+++ DATA EXCERPTS
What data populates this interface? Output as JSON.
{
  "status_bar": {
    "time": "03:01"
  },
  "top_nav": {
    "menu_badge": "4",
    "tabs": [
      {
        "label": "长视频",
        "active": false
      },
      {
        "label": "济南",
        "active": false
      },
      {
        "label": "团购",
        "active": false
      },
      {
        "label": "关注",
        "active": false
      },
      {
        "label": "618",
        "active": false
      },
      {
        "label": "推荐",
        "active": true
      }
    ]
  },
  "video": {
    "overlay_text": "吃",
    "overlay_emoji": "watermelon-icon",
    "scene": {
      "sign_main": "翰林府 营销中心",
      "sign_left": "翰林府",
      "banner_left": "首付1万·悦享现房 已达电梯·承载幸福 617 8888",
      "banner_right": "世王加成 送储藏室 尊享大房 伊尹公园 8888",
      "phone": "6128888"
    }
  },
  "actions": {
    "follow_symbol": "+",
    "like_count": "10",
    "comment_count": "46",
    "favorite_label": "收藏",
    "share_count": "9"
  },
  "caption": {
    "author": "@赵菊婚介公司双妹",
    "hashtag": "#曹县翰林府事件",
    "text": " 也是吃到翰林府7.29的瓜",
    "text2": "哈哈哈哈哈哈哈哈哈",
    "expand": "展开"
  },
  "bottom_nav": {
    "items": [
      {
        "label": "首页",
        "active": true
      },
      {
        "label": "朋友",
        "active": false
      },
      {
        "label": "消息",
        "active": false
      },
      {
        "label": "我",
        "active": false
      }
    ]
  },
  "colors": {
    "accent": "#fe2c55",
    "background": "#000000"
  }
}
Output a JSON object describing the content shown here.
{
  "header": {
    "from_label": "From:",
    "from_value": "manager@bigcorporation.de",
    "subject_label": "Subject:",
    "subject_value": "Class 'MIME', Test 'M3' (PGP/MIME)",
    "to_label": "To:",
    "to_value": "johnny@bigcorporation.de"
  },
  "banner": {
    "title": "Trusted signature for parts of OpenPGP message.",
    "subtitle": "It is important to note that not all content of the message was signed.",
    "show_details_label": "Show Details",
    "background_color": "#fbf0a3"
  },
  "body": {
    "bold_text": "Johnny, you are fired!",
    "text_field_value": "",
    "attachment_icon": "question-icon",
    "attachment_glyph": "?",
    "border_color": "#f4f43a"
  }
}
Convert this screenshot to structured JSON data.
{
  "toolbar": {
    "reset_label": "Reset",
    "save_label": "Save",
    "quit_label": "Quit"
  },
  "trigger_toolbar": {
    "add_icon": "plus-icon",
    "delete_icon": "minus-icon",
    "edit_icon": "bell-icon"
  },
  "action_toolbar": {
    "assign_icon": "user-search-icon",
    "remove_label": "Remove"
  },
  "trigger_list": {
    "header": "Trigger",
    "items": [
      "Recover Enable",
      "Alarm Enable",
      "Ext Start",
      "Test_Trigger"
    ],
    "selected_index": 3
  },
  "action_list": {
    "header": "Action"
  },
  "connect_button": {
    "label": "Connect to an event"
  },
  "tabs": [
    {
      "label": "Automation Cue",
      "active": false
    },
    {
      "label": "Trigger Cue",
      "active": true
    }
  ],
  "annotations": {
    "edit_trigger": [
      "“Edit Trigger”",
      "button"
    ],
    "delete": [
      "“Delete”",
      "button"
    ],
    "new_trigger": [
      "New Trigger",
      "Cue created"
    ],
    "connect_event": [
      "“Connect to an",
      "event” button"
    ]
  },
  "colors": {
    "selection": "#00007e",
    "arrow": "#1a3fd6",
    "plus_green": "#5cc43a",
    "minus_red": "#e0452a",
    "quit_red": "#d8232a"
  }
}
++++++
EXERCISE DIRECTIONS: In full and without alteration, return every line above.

RESULT BELOW:
What data populates this interface? Output as JSON.
{
  "status_bar": {
    "time": "03:01"
  },
  "top_nav": {
    "menu_badge": "4",
    "tabs": [
      {
        "label": "长视频",
        "active": false
      },
      {
        "label": "济南",
        "active": false
      },
      {
        "label": "团购",
        "active": false
      },
      {
        "label": "关注",
        "active": false
      },
      {
        "label": "618",
        "active": false
      },
      {
        "label": "推荐",
        "active": true
      }
    ]
  },
  "video": {
    "overlay_text": "吃",
    "overlay_emoji": "watermelon-icon",
    "scene": {
      "sign_main": "翰林府 营销中心",
      "sign_left": "翰林府",
      "banner_left": "首付1万·悦享现房 已达电梯·承载幸福 617 8888",
      "banner_right": "世王加成 送储藏室 尊享大房 伊尹公园 8888",
      "phone": "6128888"
    }
  },
  "actions": {
    "follow_symbol": "+",
    "like_count": "10",
    "comment_count": "46",
    "favorite_label": "收藏",
    "share_count": "9"
  },
  "caption": {
    "author": "@赵菊婚介公司双妹",
    "hashtag": "#曹县翰林府事件",
    "text": " 也是吃到翰林府7.29的瓜",
    "text2": "哈哈哈哈哈哈哈哈哈",
    "expand": "展开"
  },
  "bottom_nav": {
    "items": [
      {
        "label": "首页",
        "active": true
      },
      {
        "label": "朋友",
        "active": false
      },
      {
        "label": "消息",
        "active": false
      },
      {
        "label": "我",
        "active": false
      }
    ]
  },
  "colors": {
    "accent": "#fe2c55",
    "background": "#000000"
  }
}
Output a JSON object describing the content shown here.
{
  "header": {
    "from_label": "From:",
    "from_value": "manager@bigcorporation.de",
    "subject_label": "Subject:",
    "subject_value": "Class 'MIME', Test 'M3' (PGP/MIME)",
    "to_label": "To:",
    "to_value": "johnny@bigcorporation.de"
  },
  "banner": {
    "title": "Trusted signature for parts of OpenPGP message.",
    "subtitle": "It is important to note that not all content of the message was signed.",
    "show_details_label": "Show Details",
    "background_color": "#fbf0a3"
  },
  "body": {
    "bold_text": "Johnny, you are fired!",
    "text_field_value": "",
    "attachment_icon": "question-icon",
    "attachment_glyph": "?",
    "border_color": "#f4f43a"
  }
}
Convert this screenshot to structured JSON data.
{
  "toolbar": {
    "reset_label": "Reset",
    "save_label": "Save",
    "quit_label": "Quit"
  },
  "trigger_toolbar": {
    "add_icon": "plus-icon",
    "delete_icon": "minus-icon",
    "edit_icon": "bell-icon"
  },
  "action_toolbar": {
    "assign_icon": "user-search-icon",
    "remove_label": "Remove"
  },
  "trigger_list": {
    "header": "Trigger",
    "items": [
      "Recover Enable",
      "Alarm Enable",
      "Ext Start",
      "Test_Trigger"
    ],
    "selected_index": 3
  },
  "action_list": {
    "header": "Action"
  },
  "connect_button": {
    "label": "Connect to an event"
  },
  "tabs": [
    {
      "label": "Automation Cue",
      "active": false
    },
    {
      "label": "Trigger Cue",
      "active": true
    }
  ],
  "annotations": {
    "edit_trigger": [
      "“Edit Trigger”",
      "button"
    ],
    "delete": [
      "“Delete”",
      "button"
    ],
    "new_trigger": [
      "New Trigger",
      "Cue created"
    ],
    "connect_event": [
      "“Connect to an",
      "event” button"
    ]
  },
  "colors": {
    "selection": "#00007e",
    "arrow": "#1a3fd6",
    "plus_green": "#5cc43a",
    "minus_red": "#e0452a",
    "quit_red": "#d8232a"
  }
}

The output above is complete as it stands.